With just days to go before the election, Boris Johnson's Conservative Party appears headed for a win that should allow him to finish Brexit.
In just four days, the United Kingdom heads to the polls for its third election in four years, one in which the fate of the nation’s exit from the United Kingdom could be decided. If the polls are to be believed, Boris Johnson and the Conservative Party appear headed for a win that will increase their position in the House of Commons:
Prime Minister Boris Johnson is heading into Britain’s election next week with a lead in opinion polls, but some of the surveys also suggest that his chance of winning a parliamentary majority could be too close to call.
Four opinion polls published on Saturday put the lead of Johnson’s Conservative Party over the main opposition Labour Party at between eight and 15 points, five days before the Dec. 12 national election.

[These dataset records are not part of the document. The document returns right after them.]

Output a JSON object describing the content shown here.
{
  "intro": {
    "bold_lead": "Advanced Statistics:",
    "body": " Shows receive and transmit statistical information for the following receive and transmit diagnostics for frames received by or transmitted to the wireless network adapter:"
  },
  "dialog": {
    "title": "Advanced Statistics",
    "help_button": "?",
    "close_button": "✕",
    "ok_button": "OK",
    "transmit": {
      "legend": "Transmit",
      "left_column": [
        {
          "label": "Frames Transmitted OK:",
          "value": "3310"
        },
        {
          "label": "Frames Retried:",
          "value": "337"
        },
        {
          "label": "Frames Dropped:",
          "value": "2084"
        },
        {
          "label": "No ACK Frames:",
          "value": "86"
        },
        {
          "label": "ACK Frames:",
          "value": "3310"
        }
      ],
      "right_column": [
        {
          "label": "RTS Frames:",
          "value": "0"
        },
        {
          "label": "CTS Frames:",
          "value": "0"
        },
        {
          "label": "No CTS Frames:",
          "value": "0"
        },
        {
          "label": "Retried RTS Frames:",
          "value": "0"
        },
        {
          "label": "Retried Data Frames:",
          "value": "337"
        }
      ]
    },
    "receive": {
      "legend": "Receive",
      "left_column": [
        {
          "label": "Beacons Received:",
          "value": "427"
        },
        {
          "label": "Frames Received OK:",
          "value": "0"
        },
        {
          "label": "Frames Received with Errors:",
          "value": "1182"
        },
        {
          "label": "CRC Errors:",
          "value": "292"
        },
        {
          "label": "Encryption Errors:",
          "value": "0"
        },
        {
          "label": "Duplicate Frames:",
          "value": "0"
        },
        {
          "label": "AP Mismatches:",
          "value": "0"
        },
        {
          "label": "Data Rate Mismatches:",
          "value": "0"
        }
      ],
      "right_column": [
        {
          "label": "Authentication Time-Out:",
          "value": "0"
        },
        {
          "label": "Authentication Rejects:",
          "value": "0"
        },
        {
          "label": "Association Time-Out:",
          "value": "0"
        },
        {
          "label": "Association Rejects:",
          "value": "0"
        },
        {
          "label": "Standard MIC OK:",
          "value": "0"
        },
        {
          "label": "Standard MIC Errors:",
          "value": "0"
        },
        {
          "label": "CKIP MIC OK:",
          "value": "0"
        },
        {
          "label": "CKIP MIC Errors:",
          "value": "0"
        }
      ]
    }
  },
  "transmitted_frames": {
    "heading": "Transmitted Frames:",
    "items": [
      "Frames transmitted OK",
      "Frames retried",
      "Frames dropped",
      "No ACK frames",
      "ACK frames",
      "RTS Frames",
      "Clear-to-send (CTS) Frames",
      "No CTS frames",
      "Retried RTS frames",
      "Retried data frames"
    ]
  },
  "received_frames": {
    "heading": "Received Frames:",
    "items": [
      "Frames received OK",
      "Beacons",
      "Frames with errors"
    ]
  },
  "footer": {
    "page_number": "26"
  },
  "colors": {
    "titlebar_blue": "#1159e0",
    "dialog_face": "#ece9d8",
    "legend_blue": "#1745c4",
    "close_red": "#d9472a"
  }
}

At the lowest end of that range, Johnson cannot count on winning the majority in parliament he needs to take Britain out of the European Union by Jan. 31, especially if voters choose to put aside their usual allegiances to vote tactically over Brexit.
Polling firm Savanta ComRes said Johnson’s lead over Labour had shrunk to eight points from 10 in a previous poll published on Wednesday – the tightest margin of Saturday’s four surveys.

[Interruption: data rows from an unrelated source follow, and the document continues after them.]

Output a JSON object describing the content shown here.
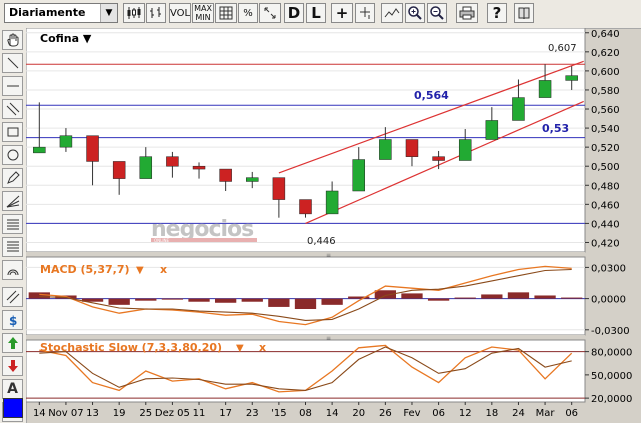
{
  "toolbar": {
    "period": "Diariamente",
    "period_arrow": "▼",
    "vol_label": "VOL",
    "max_label": "MAX",
    "min_label": "MIN",
    "percent_label": "%",
    "d_label": "D",
    "l_label": "L",
    "plus_label": "+",
    "help_label": "?"
  },
  "sidebar": {
    "text_tool_label": "A"
  },
  "main_chart": {
    "title": "Cofina ▼",
    "watermark": "negocios",
    "watermark_sub": "ONLINE",
    "high_annotation": "0,607",
    "low_annotation": "0,446",
    "level_564": "0,564",
    "level_53": "0,53",
    "y_ticks": [
      "0,420",
      "0,440",
      "0,460",
      "0,480",
      "0,500",
      "0,520",
      "0,540",
      "0,560",
      "0,580",
      "0,600",
      "0,620",
      "0,640"
    ],
    "colors": {
      "up": "#22aa33",
      "down": "#cc2222",
      "trend": "#dd3333",
      "support": "#3333bb",
      "resistance": "#cc3333"
    }
  },
  "macd_panel": {
    "title": "MACD (5,37,7)",
    "y_ticks": [
      "0,0300",
      "0,0000",
      "-0,0300"
    ]
  },
  "stoch_panel": {
    "title": "Stochastic Slow (7,3,3,80,20)",
    "y_ticks": [
      "80,0000",
      "50,0000",
      "20,0000"
    ]
  },
  "x_axis": {
    "labels": [
      "14",
      "Nov 07",
      "13",
      "19",
      "25",
      "Dez 05",
      "11",
      "17",
      "23",
      "'15",
      "08",
      "14",
      "20",
      "26",
      "Fev",
      "06",
      "12",
      "18",
      "24",
      "Mar",
      "06"
    ]
  },
  "chart_data": {
    "type": "candlestick",
    "title": "Cofina",
    "x": [
      "Out 14",
      "Nov 07",
      "Nov 13",
      "Nov 19",
      "Nov 25",
      "Dez 05",
      "Dez 11",
      "Dez 17",
      "Dez 23",
      "Jan 02",
      "Jan 08",
      "Jan 14",
      "Jan 20",
      "Jan 26",
      "Fev 02",
      "Fev 06",
      "Fev 12",
      "Fev 18",
      "Fev 24",
      "Mar 02",
      "Mar 06"
    ],
    "ylim": [
      0.41,
      0.645
    ],
    "price_close": [
      0.52,
      0.532,
      0.505,
      0.487,
      0.51,
      0.5,
      0.497,
      0.484,
      0.488,
      0.465,
      0.45,
      0.474,
      0.507,
      0.528,
      0.51,
      0.506,
      0.528,
      0.548,
      0.572,
      0.59,
      0.595
    ],
    "price_high": [
      0.567,
      0.54,
      0.515,
      0.498,
      0.52,
      0.515,
      0.504,
      0.494,
      0.494,
      0.478,
      0.462,
      0.484,
      0.52,
      0.541,
      0.522,
      0.516,
      0.539,
      0.562,
      0.591,
      0.607,
      0.605
    ],
    "price_low": [
      0.514,
      0.515,
      0.48,
      0.47,
      0.498,
      0.488,
      0.487,
      0.474,
      0.477,
      0.446,
      0.446,
      0.46,
      0.492,
      0.513,
      0.5,
      0.497,
      0.512,
      0.535,
      0.56,
      0.575,
      0.58
    ],
    "levels": [
      0.564,
      0.53,
      0.607,
      0.44
    ],
    "macd_ylim": [
      -0.035,
      0.04
    ],
    "macd_histogram": [
      0.006,
      0.003,
      -0.003,
      -0.006,
      -0.002,
      -0.001,
      -0.003,
      -0.004,
      -0.003,
      -0.008,
      -0.01,
      -0.006,
      0.002,
      0.008,
      0.005,
      -0.002,
      0.001,
      0.004,
      0.006,
      0.003,
      0.001
    ],
    "macd_line": [
      0.004,
      0.002,
      -0.008,
      -0.014,
      -0.01,
      -0.011,
      -0.013,
      -0.016,
      -0.015,
      -0.022,
      -0.025,
      -0.018,
      -0.002,
      0.012,
      0.01,
      0.008,
      0.015,
      0.022,
      0.028,
      0.031,
      0.029
    ],
    "macd_signal": [
      0.002,
      0.001,
      -0.004,
      -0.009,
      -0.01,
      -0.01,
      -0.012,
      -0.013,
      -0.014,
      -0.017,
      -0.021,
      -0.02,
      -0.01,
      0.003,
      0.008,
      0.009,
      0.012,
      0.017,
      0.022,
      0.027,
      0.028
    ],
    "stoch_ylim": [
      15,
      95
    ],
    "stoch_k": [
      82,
      75,
      40,
      30,
      55,
      42,
      45,
      32,
      40,
      28,
      30,
      55,
      85,
      88,
      60,
      40,
      72,
      86,
      82,
      45,
      78
    ],
    "stoch_d": [
      78,
      80,
      52,
      34,
      45,
      46,
      44,
      38,
      38,
      32,
      30,
      40,
      70,
      86,
      72,
      52,
      58,
      78,
      84,
      60,
      68
    ],
    "stoch_levels": [
      80,
      20
    ]
  }
}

Its head of politics, Chris Hopkins, said the final few days of the campaign could be crucial.
“The margins are incredibly tight,” he said. “The Conservative lead over Labour dropping or increasing by one or two points could be the difference between a hung parliament and a sizeable Conservative majority.”

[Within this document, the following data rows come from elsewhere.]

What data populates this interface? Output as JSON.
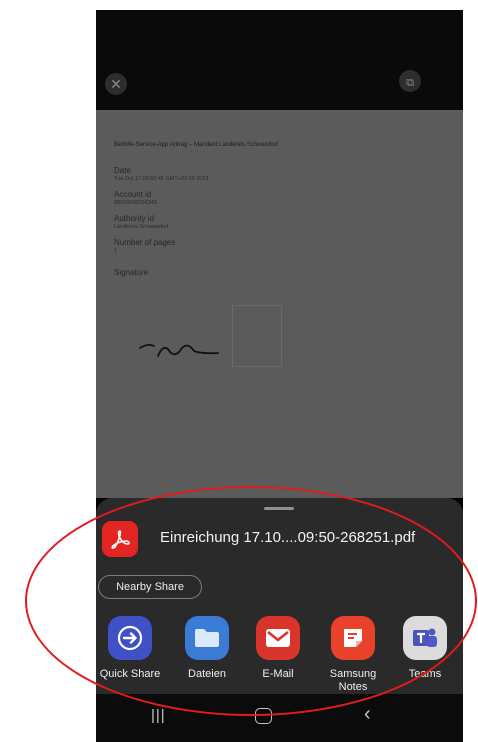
{
  "document": {
    "title": "Beihilfe-Service-App Antrag – Mandant Landkreis Schwandorf",
    "fields": [
      {
        "label": "Date",
        "value": "Tue Oct 17 09:50:45 GMT+02:00 2023"
      },
      {
        "label": "Account id",
        "value": "88000000038343"
      },
      {
        "label": "Authority id",
        "value": "Landkreis Schwandorf"
      },
      {
        "label": "Number of pages",
        "value": "1"
      }
    ],
    "signature_label": "Signature"
  },
  "share_sheet": {
    "file_name": "Einreichung 17.10....09:50-268251.pdf",
    "nearby_share_label": "Nearby Share",
    "apps": [
      {
        "label": "Quick Share",
        "icon": "quick-share-icon",
        "color": "#3f51c7"
      },
      {
        "label": "Dateien",
        "icon": "folder-icon",
        "color": "#3a7bd5"
      },
      {
        "label": "E-Mail",
        "icon": "mail-icon",
        "color": "#d8342c"
      },
      {
        "label": "Samsung Notes",
        "icon": "notes-icon",
        "color": "#e8422b"
      },
      {
        "label": "Teams",
        "icon": "teams-icon",
        "color": "#dcdcdc"
      }
    ]
  },
  "colors": {
    "annotation": "#e21b1b",
    "sheet_background": "#2a2a2a",
    "pdf_red": "#e32622"
  }
}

The election pits Johnson’s plan to get Brexit done next month against Labour’s call for a second referendum on a new Brexit deal under its veteran socialist leader Jeremy Corbyn.
Looking at the poll-trackers from Politico, The Economist, and Britain Elects, the averages all have the Conservatives leading by roughly ten points. These three poll trackers all show the Conservatives garnering anywhere between 44% and 42% of the national vote, followed by Labour which is garnering between 33% and 32%. After Labour, the Liberal Democrats, the only national party with an anti-Brexit platform is polling around 12%, which is below where it stood before the election campaign began. Meanwhile, Nigel Farage’s Brexit Party, which at one point was ahead of the Lib Dems for third place in the national polls, is down to 2-3% in national polling. Beyond that, of course, there are regional parties such as the Scottish National Party and the Democratic Unionist Party which are strong forces in their respective regions of Scotland and Northern Ireland but aren’t really having an impact on the polls nationally.
With just days to go until Election Day, it’s obviously possible that the situation surrounding the election could change in some way that could have a huge impact on the outcome. It’s also worth noting that using national polling to predict the final composition of the House of Commons is far from being an exact science. We saw this in the 2015 and 2017 General Elections and in connection with the 2016 Brexit Election when pre-election polls did not even come close to accurately predicting the outcome of the respective races. Notwithstanding all of that, though, it is beginning to look as though Boris Johnson’s election gamble will pay off and that, at the very least, he will end up with a solid enough majority to push his Brexit bill through Parliament well before the January 31st deadline.